“From the American People.” The classic USAID sign stood outside of a lifeless craft center in a sleepy town set on top of an imposing hill in the middle of Jordan. Tourist buses stopped by briefly, letting people off to wander like ants around the ruins of a crusader castle before shooting off to another location. The castle boasted sweeping views of the surrounding chartreuse, emerald, and toffee colored valleys below, and the sparkling, topaz Dead Sea in the distance.
My friend and I were the only travelers who stayed around past sunset to stay the night in Karak. The town and people were charming, and that view…well, the picture below doesn’t do it justice.
But I couldn’t forget about that sign. The sign seemed to be yet another example of a development project carried out without inviting local people to take part from the beginning.

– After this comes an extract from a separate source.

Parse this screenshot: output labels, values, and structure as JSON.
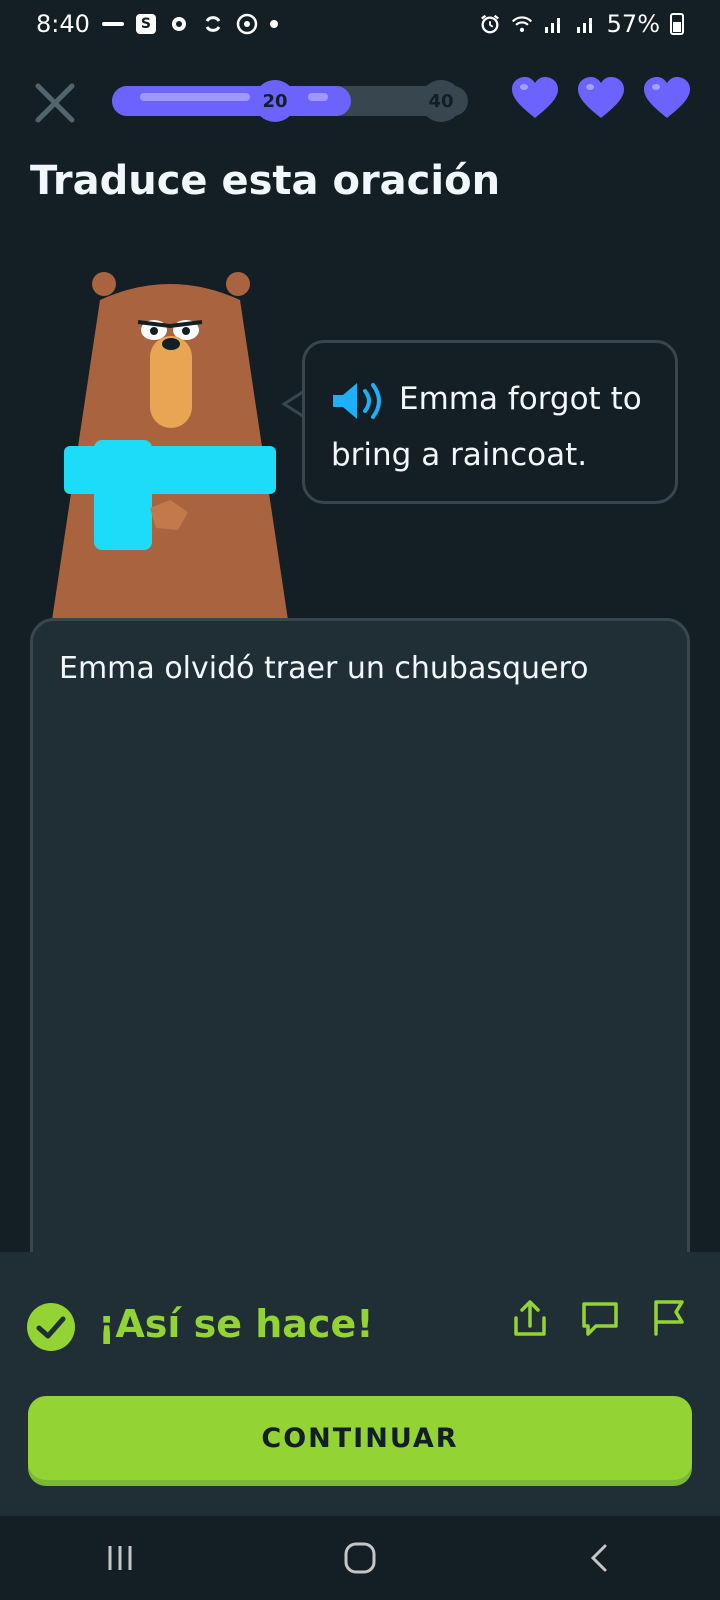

And maybe that’s because building that craft center was considered just that – a project. Not part of a process.
Projects have a start and a finish. They have goals and objectives to meet. There should be some sort of visible result at the end. They are designed in advance, often from a distance. Their design usually struggles to adapt to different or changing realities on the ground.
Processes are fluid. They adapt to their environments. They are not seen as ends in themselves. They adjust as needed and are part of long-term, systemic change.
We know that development is hard. We know it takes time. We know that it means something different in each context and culture.
Yet international development activities continue to be funded as isolated projects. If we’re lucky, it will be a series of projects meant to build on each other. But even these often don’t get to the root challenges. The lack of coordination, and lack of focus on processes and institutions remains troubling.
Granted, selling projects is sexier and easier than making the case for a somewhat nebulous idea of a process. Slow, long-term change has always been difficult to market.
But changing the way we think and talk about development is an important part of this. Language reflects culture and attitudes, and it can also shape them.
Along these lines, if development is truly to become a process, rather than a series of uncoordinated projects, we need to create space for people to tell their stories. This kind of participatory communications might begin with a project, but it can feed into a process. Equally, processes might lead to specific projects that support the greater process.
We also have to be careful that “process” doesn’t become the next meaningless devspeak buzzword. But ultimately, we must remember that processes allow the people we work with to see themselves as part of the solution. And that matters.